As part of the onboarding process, employers should create a comprehensive and well-thought-out training plan where new hires can maximize their potential as quickly as possible.
Introduction to company-wide tools
The first training should cover the company’s tools, including timekeeping and project management tools.
This part of the training is essential and can help ensure the new hires have the knowledge they need to navigate the company’s system.
There are roles that require more specialized training.
For example, if you have a remote marketing assistant, training them on the marketing essentials like your branding guidelines, content creation process, and marketing software or tools is best.
Assign a hands-on task
Once their onboarding sessions are complete, you can assign a hands-on task to see how well the new hire can retain the information from their sessions.

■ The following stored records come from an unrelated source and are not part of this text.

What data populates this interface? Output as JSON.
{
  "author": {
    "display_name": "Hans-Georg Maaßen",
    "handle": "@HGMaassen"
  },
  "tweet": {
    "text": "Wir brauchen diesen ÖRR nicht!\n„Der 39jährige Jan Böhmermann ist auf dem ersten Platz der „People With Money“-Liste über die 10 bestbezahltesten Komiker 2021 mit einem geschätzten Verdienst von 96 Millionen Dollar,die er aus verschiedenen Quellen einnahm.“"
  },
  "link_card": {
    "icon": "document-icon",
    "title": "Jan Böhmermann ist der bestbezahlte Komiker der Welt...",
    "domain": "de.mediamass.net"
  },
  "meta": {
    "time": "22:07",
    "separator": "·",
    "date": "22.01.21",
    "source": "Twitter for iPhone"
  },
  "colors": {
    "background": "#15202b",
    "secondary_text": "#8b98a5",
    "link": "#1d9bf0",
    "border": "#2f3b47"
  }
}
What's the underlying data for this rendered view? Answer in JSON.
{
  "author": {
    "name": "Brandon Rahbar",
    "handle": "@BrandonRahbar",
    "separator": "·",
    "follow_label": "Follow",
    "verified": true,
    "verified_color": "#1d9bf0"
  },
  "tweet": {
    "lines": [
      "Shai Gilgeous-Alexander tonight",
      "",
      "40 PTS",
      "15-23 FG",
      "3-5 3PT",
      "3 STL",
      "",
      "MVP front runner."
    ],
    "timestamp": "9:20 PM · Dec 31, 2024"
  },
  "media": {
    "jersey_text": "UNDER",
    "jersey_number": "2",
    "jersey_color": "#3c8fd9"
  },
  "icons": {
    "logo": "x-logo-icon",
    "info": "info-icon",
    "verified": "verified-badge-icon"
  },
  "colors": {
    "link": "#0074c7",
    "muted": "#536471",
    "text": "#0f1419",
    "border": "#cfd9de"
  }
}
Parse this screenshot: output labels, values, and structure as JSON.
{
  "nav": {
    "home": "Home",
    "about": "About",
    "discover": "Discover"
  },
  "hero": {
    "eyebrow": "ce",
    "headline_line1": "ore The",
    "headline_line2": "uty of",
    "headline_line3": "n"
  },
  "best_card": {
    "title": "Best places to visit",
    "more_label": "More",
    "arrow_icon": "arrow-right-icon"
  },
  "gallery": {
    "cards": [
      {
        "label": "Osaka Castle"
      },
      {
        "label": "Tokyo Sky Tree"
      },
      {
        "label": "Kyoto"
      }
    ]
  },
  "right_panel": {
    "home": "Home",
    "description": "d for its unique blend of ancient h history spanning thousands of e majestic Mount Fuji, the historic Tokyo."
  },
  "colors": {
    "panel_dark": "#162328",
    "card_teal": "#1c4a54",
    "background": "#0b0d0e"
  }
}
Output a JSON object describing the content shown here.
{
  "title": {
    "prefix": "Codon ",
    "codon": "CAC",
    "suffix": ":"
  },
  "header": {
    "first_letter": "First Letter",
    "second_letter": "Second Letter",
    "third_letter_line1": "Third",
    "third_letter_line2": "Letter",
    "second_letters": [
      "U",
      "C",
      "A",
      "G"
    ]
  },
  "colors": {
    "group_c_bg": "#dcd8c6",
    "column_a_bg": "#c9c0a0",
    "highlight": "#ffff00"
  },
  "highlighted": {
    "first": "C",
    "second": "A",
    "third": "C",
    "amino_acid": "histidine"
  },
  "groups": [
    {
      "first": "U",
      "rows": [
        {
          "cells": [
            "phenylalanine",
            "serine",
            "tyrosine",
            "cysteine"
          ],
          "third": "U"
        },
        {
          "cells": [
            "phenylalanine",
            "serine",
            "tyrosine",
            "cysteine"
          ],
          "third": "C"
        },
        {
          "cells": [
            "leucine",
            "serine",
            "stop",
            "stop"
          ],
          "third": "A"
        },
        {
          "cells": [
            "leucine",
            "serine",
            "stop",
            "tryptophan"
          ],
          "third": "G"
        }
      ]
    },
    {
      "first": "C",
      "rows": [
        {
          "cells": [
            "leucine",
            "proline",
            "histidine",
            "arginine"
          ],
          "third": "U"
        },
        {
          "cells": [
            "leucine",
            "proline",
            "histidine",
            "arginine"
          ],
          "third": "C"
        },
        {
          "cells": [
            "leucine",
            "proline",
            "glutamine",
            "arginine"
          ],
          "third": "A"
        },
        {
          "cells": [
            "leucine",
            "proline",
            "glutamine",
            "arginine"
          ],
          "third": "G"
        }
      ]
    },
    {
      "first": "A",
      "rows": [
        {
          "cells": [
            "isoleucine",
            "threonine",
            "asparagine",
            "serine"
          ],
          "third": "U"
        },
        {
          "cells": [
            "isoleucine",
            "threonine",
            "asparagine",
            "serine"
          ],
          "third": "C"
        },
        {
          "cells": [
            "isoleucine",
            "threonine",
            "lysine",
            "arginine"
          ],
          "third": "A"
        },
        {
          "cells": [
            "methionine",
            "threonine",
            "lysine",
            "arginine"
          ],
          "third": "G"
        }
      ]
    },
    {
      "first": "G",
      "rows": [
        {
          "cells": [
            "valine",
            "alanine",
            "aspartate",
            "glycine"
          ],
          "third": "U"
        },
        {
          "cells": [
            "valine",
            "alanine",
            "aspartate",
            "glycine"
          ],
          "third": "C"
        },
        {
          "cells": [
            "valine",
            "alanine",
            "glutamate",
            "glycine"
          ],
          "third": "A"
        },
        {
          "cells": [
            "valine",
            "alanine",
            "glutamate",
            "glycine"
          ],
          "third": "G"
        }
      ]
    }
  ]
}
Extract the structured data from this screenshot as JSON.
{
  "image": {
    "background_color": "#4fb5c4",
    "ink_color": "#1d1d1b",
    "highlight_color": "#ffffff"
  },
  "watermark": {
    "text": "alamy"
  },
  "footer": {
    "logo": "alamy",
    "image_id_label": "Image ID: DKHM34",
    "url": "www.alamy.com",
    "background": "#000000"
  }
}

This is the best way for new hires to immediately apply their training while getting enough supervision and support when needed. This can help boost the new hire’s confidence and get immediate constructive feedback on their work.
Beyond onboarding: Ongoing support and open communication channels
Of course, the support should not end once the final onboarding session is through.
HR staff should provide post-onboarding check-ins. Immediate managers should include new hires in their regular one-on-one sessions and team meetings to ensure they are up-to-date with their work and progress.
It is also important to foster an environment where new hires can come forward and ask any questions.
The onboarding process can take up a lot of time, but its benefits can help both new hires transition into their new role. It’s also an excellent start to a long-term relationship between employers and employees.
Employers should create an environment where employees feel supported and have access to open communication channels with their colleagues and managers.